With apologies to Thomas Oliphant and John Thomas…
"Deck the street with knit & crochet Fa la la la la la la la la They do mark "Clues from the Quilt " Fa la la la la la la la la Yarn and banners at seven places Fa la la la la la la la la Tis the yarn storm now in Melrose Fa la la la la la la la la"
Oh, yes, a December yarn bombing it was.
Seven locations in Melrose, MA were hit by a “yarn storm” during December 2018, as part of a the Melrose History Quilt homecoming celebration.
What is a yarn storm?
Also known as a yarn bomb or graffiti knitting, it’s an installation of knit and crochet items with a goal of expressing a public statement or to just personalize a sterile public space.
I’ve participated in a few yarn bombing and public art projects, but this was the first time leading one. From these experiences, here are five things I learned:
Define a goal to the yarn bombing (maybe your goal is just to brighten a place!)
Involve community ideas about the yarn installation.
Organize public knit and crochet sessions for contributors to mix.
Identify allies: craft guilds, knitting groups and yarn stores.
Ask for permission to install the yarn storm on private property. It doesn’t hurt to mention it to the public works department when installing on public property.
For “Clues from a Quilt,” the yarn storm (I chose a less violent term, although storms can be quite terrifying) kicked off in June, with World Wide Knit in Public Day). Thanks to support from Lucky Cat Yarns, there were monthly meet up sessions evenings and day time sessions at the Melrose Public Library. Winter yarn bombings could benefit from these tips…

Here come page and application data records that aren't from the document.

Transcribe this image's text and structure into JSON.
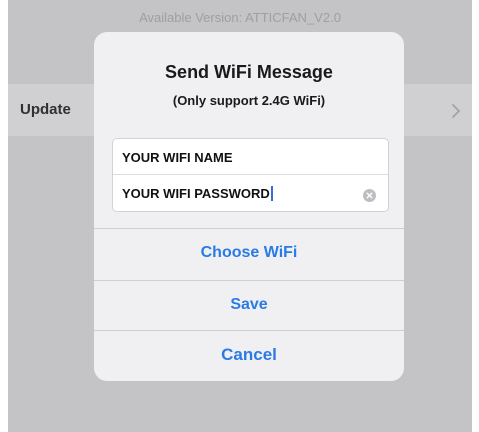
{
  "background": {
    "available_version": "Available Version: ATTICFAN_V2.0",
    "update_row": {
      "label": "Update",
      "chevron_icon": "chevron-right-icon"
    }
  },
  "dialog": {
    "title": "Send WiFi Message",
    "subtitle": "(Only support 2.4G WiFi)",
    "wifi_name_value": "YOUR WIFI NAME",
    "wifi_password_value": "YOUR WIFI PASSWORD",
    "clear_icon": "clear-circle-icon",
    "actions": {
      "choose_wifi": "Choose WiFi",
      "save": "Save",
      "cancel": "Cancel"
    }
  },
  "colors": {
    "dimmed_background": "#c4c3c6",
    "dialog_background": "#f0f0f2",
    "accent_blue": "#2a7be4"
  }
}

Use large base components. Of course, you could have everyone make two inch squares or tiny sea shells and put your yarn bombing together, but similar sizing and larger sizes facilitate joining pieces and making an impact. We asked people to make squares and rectangles using multiples of six inches (i.e. 6″ x 6,” 6″ x 12,” 6″ x 18″), which was perhaps on the small side considering we targeted seven locations in town. Either fewer locations or larger base pieces would create more impact.
Use support structures that can be installed indoors, then set up quickly outdoors. At two locations, the yarn blocks and banners were installed on fences, which went up quickly. At other locations, old campaign yard signs, wooden shipping supports and wire tomato cages were decorated indoors, then set up outside. By joining pieces as they were contributed, it made installation at the end less daunting.
Stitch together contributions as they arrive. We installed the yarn storm during the week after Thanksgiving. Having snowed shortly before Thanksgiving, the soil was pretty hard. Cold temperatures and stiff winds reduced the amount of time mitten-less fingers could properly function.
Plan time for yarn bombing maintenance. Depending on the goal of your yarn installation, keep in mind that winter weather can be difficult on yarn bombings. If you can assign group members to check on the installation, many hands will make light work. For “Clues from a Quilt,” a 42″ tomato cage tipped over in high wind. There wasn’t enough top soil to truly support the taller structure (the 36″ tomato cage did just fine).
“Clues from a Quilt” also included banners to direct people to the web site. If I ever organize another winter yarn storm, those banners will be printed on fabric or mesh to better withstand the wind. Whew! This is one place where you don’t want to skimp on your expenses.
After the homecoming was over, we took down the yarn storm pieces, washing them and storing for the next opportunity to….
"Deck the streets with knit and crochet, Fa la la la la la la la la..."